We burn as many calories as hunter-gatherers, so what makes us fat?

Despite having lower metabolisms, hunter-gatherers eat less, and more unprocessed, food.

Story highlights

  • Study shows hunter-gatherers' energy expenditure is equivalent to our current energy use
  • Hunter-gatherers expended less energy because of slower metabolisms
  • Because they ate less -- and are more physically active -- they don't become obese
We all know why Americans are so fat, right? We eat too much junk and we sit on our duffs all day.
Perhaps not, a team of international researchers now says. Their new study, examining energy expenditure among one of the world's last remaining hunter-gatherer populations, seems to debunk our conventional wisdom -- at least in part.
While we've always assumed that humans' ancient ancestors must have been more active than today's modern Westerners -- with our office jobs, our cars and our TV sets to keep us sedentary -- new measurements of actual energy expenditure are surprising. They show that people in traditional foraging societies do indeed participate in more physical activity, but that their total energy output is almost identical to that of today's pudgy Westerners.
This counterintuitive finding is explained by the foragers' lower basal metabolic rate: they expend less energy while at rest, even when we compare people of the same size and age.
To gather the startling new measurements, researchers recruited 30 adults from the Hadza hunter-gatherer society, a small population living in the East African country of Tanzania. No society today is truly like the those of our ancestors tens of thousands of years ago, the researchers say, but the Hadza do share some important similarities with our Pleistocene-era forbears.
In particular, the Hadza maintain a traditional foraging lifestyle, hunting on foot using bows, small axes and digging sticks, and without modern tools like vehicles or guns. Their diet includes virtually no processed foods whatsoever. They live off of game that they hunt, and tubers, fruit and honey that they collect.
To measure energy use, participating Hadza adults wore GPS units to track how far they traveled each day. They also wore breath monitors while at rest and while walking to measure their metabolism in each state. And a measure of total energy expenditure was calculated from urine tests, which showed how quickly the study participants could eliminate a chemically altered water given to them to drink by the researchers.
Then those measurements were compared to similar energy-expenditure measurements from 68 men and women who live in the U.S. or Europe, and also to data from farming communities in Bolivia, Nigeria and Gambia.
Contrary to even the researchers' expectations, the scientists write, energy-expenditure measurements from the Hadza looked pretty similar to measurements elsewhere.
In fact, even though total energy expenditure did vary considerably by age, gender and by body size, as anticipated, when the researchers looked at men of the same age who each weighed, say, 130 pounds, there was no discernible difference by lifestyle group in total daily energy expenditure.
On average, the Hadza were much smaller than the Westerners, both in height and in weight (130 pounds was at the high end for Hadza males). But statistical analysis suggests that the basic relationship between energy spent and lean body mass -- not including the Westerners' extra fat pounds -- was essentially the same across societies, and across people big and small.
Those results are all the more surprising because the Hadza did appear to expend much more energy in physical activity, as they hunted and foraged.

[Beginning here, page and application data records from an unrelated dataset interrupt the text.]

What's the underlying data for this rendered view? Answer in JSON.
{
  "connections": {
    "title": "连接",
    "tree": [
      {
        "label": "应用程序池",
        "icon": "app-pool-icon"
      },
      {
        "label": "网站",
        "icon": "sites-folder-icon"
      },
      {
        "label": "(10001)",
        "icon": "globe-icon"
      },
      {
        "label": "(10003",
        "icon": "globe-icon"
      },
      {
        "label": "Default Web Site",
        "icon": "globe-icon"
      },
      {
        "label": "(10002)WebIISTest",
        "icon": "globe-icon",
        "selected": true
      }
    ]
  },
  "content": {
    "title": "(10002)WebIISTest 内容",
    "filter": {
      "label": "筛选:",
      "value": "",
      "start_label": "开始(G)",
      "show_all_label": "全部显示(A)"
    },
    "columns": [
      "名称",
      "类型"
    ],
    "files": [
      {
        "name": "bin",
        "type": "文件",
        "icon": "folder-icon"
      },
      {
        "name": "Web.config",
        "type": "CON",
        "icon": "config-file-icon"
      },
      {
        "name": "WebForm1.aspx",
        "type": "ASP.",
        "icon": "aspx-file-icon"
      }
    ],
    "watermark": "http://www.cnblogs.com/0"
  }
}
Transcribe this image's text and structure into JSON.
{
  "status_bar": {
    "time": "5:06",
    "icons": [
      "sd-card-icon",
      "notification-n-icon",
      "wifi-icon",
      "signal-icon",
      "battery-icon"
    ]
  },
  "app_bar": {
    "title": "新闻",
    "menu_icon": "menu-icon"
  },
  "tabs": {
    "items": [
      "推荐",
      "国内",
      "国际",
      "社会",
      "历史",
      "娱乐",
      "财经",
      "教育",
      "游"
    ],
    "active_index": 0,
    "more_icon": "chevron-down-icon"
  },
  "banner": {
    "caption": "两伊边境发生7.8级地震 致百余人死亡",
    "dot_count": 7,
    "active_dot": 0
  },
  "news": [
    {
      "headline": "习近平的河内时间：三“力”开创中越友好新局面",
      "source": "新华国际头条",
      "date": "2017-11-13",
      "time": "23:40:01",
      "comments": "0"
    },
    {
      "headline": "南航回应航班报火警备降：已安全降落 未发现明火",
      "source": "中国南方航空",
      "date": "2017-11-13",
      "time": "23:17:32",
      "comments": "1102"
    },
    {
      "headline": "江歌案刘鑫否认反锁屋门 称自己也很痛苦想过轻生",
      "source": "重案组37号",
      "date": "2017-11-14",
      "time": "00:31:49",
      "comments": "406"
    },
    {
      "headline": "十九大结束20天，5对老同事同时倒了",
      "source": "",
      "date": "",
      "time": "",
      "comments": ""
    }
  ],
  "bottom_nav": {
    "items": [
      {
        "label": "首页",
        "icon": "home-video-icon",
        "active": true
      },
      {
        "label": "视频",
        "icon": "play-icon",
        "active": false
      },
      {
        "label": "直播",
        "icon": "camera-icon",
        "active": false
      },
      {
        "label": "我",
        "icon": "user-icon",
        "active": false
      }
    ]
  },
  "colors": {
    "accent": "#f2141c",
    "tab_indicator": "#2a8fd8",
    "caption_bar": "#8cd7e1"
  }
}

But activity differences did not translate into differences in total energy use.
What's more, even among members of the same society, Hadza people who walked a long way each day did not have measurably higher total expenditure than individuals who did not walk so much. It seems that people's metabolisms may compensate somewhat for activity level.
The new findings seem to contradict popular beliefs that weight management is simply a matter of balancing what we eat with enough purposeful physical activity.
"The similarity in [total energy expenditure (TEE)] among Hadza hunter-gatherers and Westerners suggests that even dramatic differences in lifestyle may have a negligible effect on TEE," the authors conclude in their study, which is published this week in the journal PLoS One.
While the authors don't look at diet in much detail, they add that their findings suggest that high energy intake -- eating too much -- is responsible for the West's obesity epidemic, rather than too little energy expenditure. They do note, however, that physical activity is well-known to have many beneficial health effects in addition to any role in weight management.
Ultimately, what the study authors may have uncovered is that people are more similar than we previously realized. Across dramatically different societies and landscapes, human bodies function similarly.
"We hypothesize," they write, "that [total energy expenditure] may be a relatively stable, constrained physiological trait for the human species, more a product of our common genetic inheritance than our diverse lifestyles."
This article originally appeared on Time.com: